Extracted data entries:
***
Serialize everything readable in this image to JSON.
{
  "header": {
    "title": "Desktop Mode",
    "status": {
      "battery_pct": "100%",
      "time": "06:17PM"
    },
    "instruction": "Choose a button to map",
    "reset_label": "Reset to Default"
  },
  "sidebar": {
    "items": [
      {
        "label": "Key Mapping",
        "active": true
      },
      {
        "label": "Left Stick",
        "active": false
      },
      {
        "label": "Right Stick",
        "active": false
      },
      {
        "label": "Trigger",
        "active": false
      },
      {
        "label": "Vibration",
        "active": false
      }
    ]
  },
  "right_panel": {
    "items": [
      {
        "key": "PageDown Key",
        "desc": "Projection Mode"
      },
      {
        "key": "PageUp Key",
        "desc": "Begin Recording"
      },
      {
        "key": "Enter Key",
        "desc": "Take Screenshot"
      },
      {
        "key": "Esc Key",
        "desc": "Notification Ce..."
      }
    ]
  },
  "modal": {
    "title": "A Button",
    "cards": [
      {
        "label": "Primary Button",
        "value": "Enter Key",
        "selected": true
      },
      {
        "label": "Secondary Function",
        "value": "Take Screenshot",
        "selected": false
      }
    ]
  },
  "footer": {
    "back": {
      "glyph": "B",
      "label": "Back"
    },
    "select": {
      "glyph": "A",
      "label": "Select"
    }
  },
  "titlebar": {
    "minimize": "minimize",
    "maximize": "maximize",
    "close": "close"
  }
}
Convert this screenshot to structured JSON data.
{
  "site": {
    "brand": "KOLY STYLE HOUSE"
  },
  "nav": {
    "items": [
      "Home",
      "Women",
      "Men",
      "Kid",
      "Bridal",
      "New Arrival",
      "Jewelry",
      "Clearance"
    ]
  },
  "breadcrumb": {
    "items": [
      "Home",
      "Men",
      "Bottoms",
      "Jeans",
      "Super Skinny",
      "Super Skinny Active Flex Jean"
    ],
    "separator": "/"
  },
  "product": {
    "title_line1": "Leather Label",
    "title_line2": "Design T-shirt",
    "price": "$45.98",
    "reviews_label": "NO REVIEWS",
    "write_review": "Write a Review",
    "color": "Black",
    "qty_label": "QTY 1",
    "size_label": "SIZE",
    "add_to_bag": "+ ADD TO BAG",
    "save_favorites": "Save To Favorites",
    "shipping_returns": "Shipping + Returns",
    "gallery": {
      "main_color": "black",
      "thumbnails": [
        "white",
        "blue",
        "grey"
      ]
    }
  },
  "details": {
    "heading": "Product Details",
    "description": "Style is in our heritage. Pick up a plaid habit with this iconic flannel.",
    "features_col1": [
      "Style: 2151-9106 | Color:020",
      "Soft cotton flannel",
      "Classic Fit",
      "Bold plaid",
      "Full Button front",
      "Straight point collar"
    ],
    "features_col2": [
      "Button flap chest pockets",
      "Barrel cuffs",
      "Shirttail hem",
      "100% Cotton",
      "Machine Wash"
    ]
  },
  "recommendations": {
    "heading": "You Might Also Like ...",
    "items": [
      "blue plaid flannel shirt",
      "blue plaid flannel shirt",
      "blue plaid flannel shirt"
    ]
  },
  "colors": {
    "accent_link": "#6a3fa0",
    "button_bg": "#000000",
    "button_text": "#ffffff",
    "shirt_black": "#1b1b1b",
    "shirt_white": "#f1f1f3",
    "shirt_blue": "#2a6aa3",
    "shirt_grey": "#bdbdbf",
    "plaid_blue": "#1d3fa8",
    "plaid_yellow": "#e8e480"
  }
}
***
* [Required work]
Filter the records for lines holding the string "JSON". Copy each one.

* [The completed task]
Serialize everything readable in this image to JSON.
Convert this screenshot to structured JSON data.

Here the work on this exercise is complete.